The French republican ideal is simply incapable of dealing with a multi-ethnic society, and as such, I think it has to be rethought to provide a more flexible, decentralized polity. (and I don't mean in terms of economics, I'm going deeper here) Actually, although Sarkozy is an opportunist and a thug, he actually has some ideas along these lines. From an outsider's perspective, Sarkozy actually talks some sense - in terms of his willingness to challenge "laicite" fundamentalism (which to American center-leftist, seems to be a ridiculously dogmatic policy) and to suggest affirmative action programs for Arabs and Africans.
As to the French left, I think tyrone is being slightly unfair. As some above point out, the left has not really been in power much since WW II. And under Mitterand, there were some sensible moves to devolve power away from Paris and towards the regions. Likewise, as Jerome notes, when Jospin was PM, he made some common-sense policing reforms, devolving police responsibility to a local level, which Sarkozy has since repealed.
The French left's problem is that is deeply divided between social liberals (basically, people who pursue ideas like the American Democratic Party, although this analogy isn't great, or perhaps the British Liberal Democrats) and anti-capitalists, who reject capitalism out-and-out. While many of these folks are in the Communist Party and various Marxist-type offshoots, there are a fair contingent within the Socialist Party itself. Witness the split over the referendum. If I had to take a guess, I would say that the second contingent is much larger. Thus, it becomes very difficult for the French left to get into power, and is the main reason why Le Pen was able to get into the 2nd round in 2002 (because the left split so many different ways). IMO, the near future for the left is not auspicious, because so many within the "left" refuse to countenance compromise with capitalism. As such, I wouldn't be surprised to see Le Pen and Sarkozy get into the second round in '02. Basically, the left can't get a substantive and dramatic challenge to the status quo together because too many of its voters and adherents are too wedded to it - in other words, to being anti-capitalists in a world where anti-capitalism is bankrupt. (no pun intended) Or, at the very least, it has no realisitc opportunity of presenting a candidate who will win over the nation's voters as a whole.
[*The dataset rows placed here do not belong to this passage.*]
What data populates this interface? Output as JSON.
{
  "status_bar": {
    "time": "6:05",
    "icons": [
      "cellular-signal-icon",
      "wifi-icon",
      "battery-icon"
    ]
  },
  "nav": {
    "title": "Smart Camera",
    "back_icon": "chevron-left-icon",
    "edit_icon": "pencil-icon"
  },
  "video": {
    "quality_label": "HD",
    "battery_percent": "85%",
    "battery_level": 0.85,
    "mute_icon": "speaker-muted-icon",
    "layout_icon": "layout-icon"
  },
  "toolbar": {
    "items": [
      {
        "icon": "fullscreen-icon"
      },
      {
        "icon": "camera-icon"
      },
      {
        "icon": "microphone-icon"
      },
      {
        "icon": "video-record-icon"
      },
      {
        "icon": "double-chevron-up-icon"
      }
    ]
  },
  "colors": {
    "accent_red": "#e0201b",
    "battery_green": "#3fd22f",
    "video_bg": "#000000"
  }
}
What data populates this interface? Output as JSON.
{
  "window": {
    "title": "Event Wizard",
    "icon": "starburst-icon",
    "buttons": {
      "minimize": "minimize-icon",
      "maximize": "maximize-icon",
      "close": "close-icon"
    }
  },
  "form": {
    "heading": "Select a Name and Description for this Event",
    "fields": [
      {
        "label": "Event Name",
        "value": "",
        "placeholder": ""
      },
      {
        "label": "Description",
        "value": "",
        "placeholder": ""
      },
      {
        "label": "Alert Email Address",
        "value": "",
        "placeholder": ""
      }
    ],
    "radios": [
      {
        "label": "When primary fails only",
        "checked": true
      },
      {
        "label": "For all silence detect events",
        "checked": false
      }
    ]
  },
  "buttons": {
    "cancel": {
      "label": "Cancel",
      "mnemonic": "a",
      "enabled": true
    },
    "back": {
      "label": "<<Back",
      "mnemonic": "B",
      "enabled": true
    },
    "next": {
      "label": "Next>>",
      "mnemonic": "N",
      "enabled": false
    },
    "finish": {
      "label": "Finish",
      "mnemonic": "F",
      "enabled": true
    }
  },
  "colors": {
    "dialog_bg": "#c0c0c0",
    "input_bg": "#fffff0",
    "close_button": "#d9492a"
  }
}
Fundamentally, I think it is going to take Sarkozy winning in '07 before enough people wake up. Sarkozy's brilliance is that he presents himself as the man with no-nonsense solutions to what pretty much most folks in France recognize is something of a societal malaise. I think there are other folks who can/could offer such a strategy of "rupture" outside of the right, but the above circumstances make it very hard for such alternatives to emerge. Because non-right wing politicians simply don't have a constituency for a kind of politics that would attack traditional shibboleths.
Of course, this is only the beginning of a conversation. There is much I have left out - about the nature of the American underclass versus the French underclass, the nature of immigration in both socieities (as well as other as in other European countries), a more detailed reading of French history and the development of democracy and the republican ideal. Hopefully, we can get to this in the comments.